Sometimes managing images on your iOS device can be a bit arduous, especially when you have hundreds if not thousands of images on your device. Fortunately Apple has supplied an awesome tool that you can use to manage the images taken with your iPhone or iPad, which doesn’t require you to use iPhoto and without having to sync.
Image Capture, which is located within the Applications folder, treats your iOS device just like a connected digital camera. Unlike iPhoto, Image Capture doesn’t require you to import your images to manage them. First connect your iOS device to your Mac and open the Image Capture App. As you can see by the image below, Image Capture displays your device in the left column and, when selected, displays a list of images taken with that device on the right.
There are several options available through Image Capture for managing your images. At the bottom of the pane, starting from the left, you can change your view from a list to icons making it easier to view your images. Using the icons that are circle arrows you can select images and rotate them clockwise or counter clockwise. The “no” icon or prohibition sign is how you delete images from your device. Select any of the images that you would like to purge from your devices using “command” and clicking on images individually, then clicking the “no” button will remove the selected images from your camera roll.

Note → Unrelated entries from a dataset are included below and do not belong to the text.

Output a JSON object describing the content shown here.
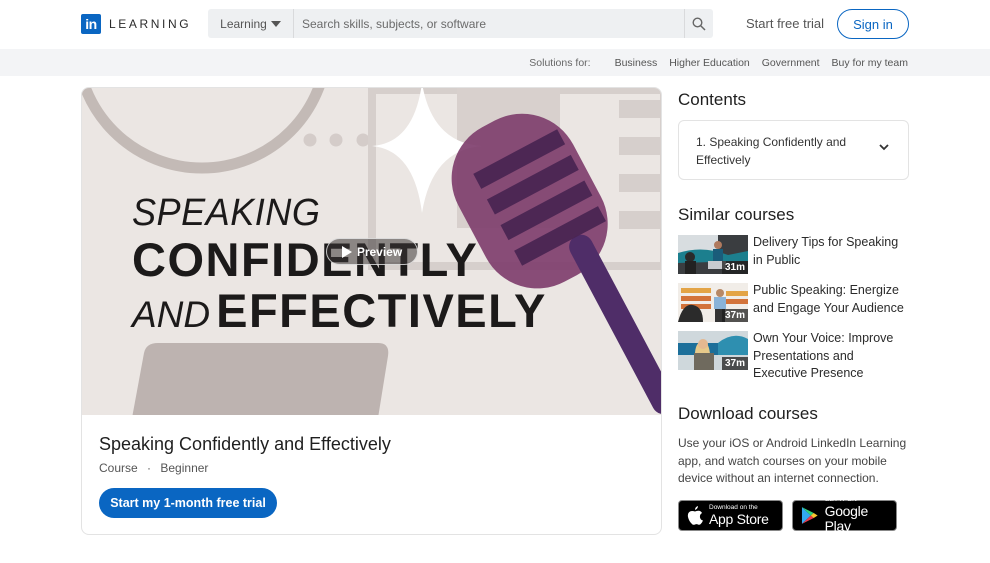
{
  "header": {
    "logo_mark": "in",
    "logo_text": "LEARNING",
    "search_scope": "Learning",
    "search_placeholder": "Search skills, subjects, or software",
    "search_value": "",
    "start_trial_label": "Start free trial",
    "sign_in_label": "Sign in",
    "brand_color": "#0a66c2"
  },
  "subnav": {
    "label": "Solutions for:",
    "links": [
      "Business",
      "Higher Education",
      "Government",
      "Buy for my team"
    ]
  },
  "hero": {
    "line1": "SPEAKING",
    "line2": "CONFIDENTLY",
    "line3a": "AND",
    "line3b": "EFFECTIVELY",
    "preview_label": "Preview",
    "icons": [
      "play-icon",
      "microphone-illustration",
      "sparkle-icon"
    ]
  },
  "course": {
    "title": "Speaking Confidently and Effectively",
    "type": "Course",
    "separator": "·",
    "level": "Beginner",
    "cta_label": "Start my 1-month free trial"
  },
  "contents": {
    "heading": "Contents",
    "items": [
      {
        "label": "1. Speaking Confidently and Effectively"
      }
    ]
  },
  "similar": {
    "heading": "Similar courses",
    "items": [
      {
        "title": "Delivery Tips for Speaking in Public",
        "duration": "31m"
      },
      {
        "title": "Public Speaking: Energize and Engage Your Audience",
        "duration": "37m"
      },
      {
        "title": "Own Your Voice: Improve Presentations and Executive Presence",
        "duration": "37m"
      }
    ]
  },
  "download": {
    "heading": "Download courses",
    "text": "Use your iOS or Android LinkedIn Learning app, and watch courses on your mobile device without an internet connection.",
    "app_store_small": "Download on the",
    "app_store_big": "App Store",
    "google_small": "GET IT ON",
    "google_big": "Google Play"
  }
}
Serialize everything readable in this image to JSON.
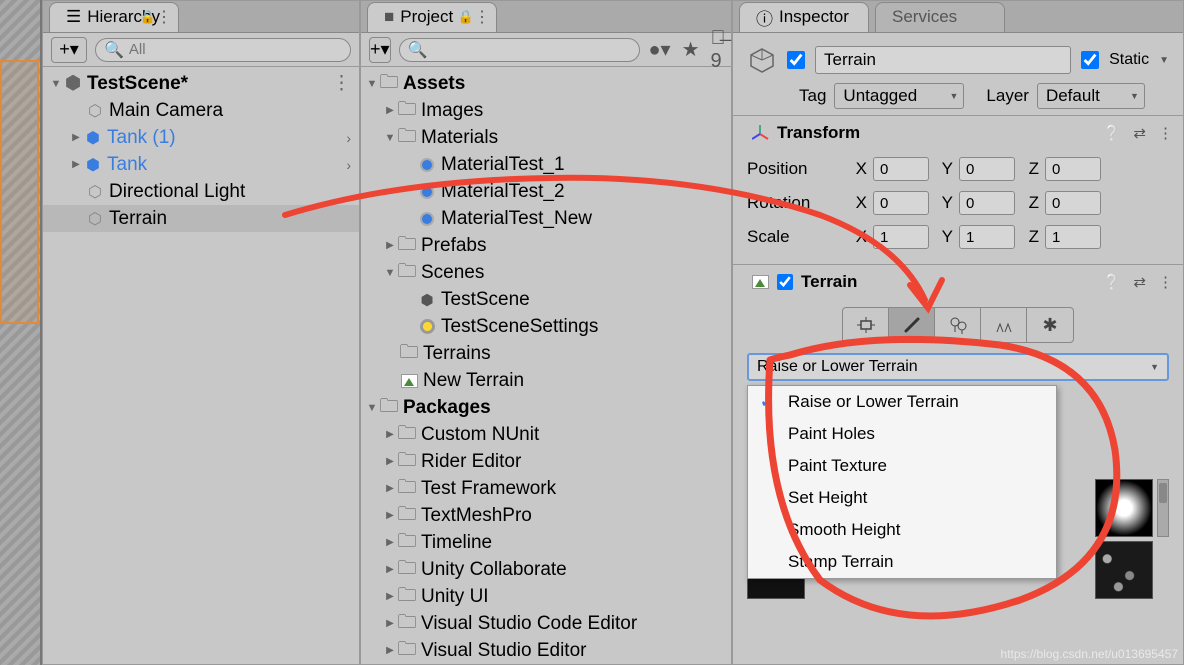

Import To allows you to select a specified location to which to download your pictures. By default, you can place your images into the Pictures folder of your drive; however, clicking on the drop-down menu, you can specify other options such as iPhoto, Aperture, or a specific location such as an external hard drive.
Image Capture also provides a great deal of information regarding your images that includes the filenames, the date taken, file size, aperture, depth, color space, width and height, DPI, EXIF, focal length, shutter speed, ISO, location data, and whether or not the flash was used. Though it’s likely a lot of this information isn’t necessary for use with an iOS device, it’s great to know it’s there and handy for using a high-end digital camera.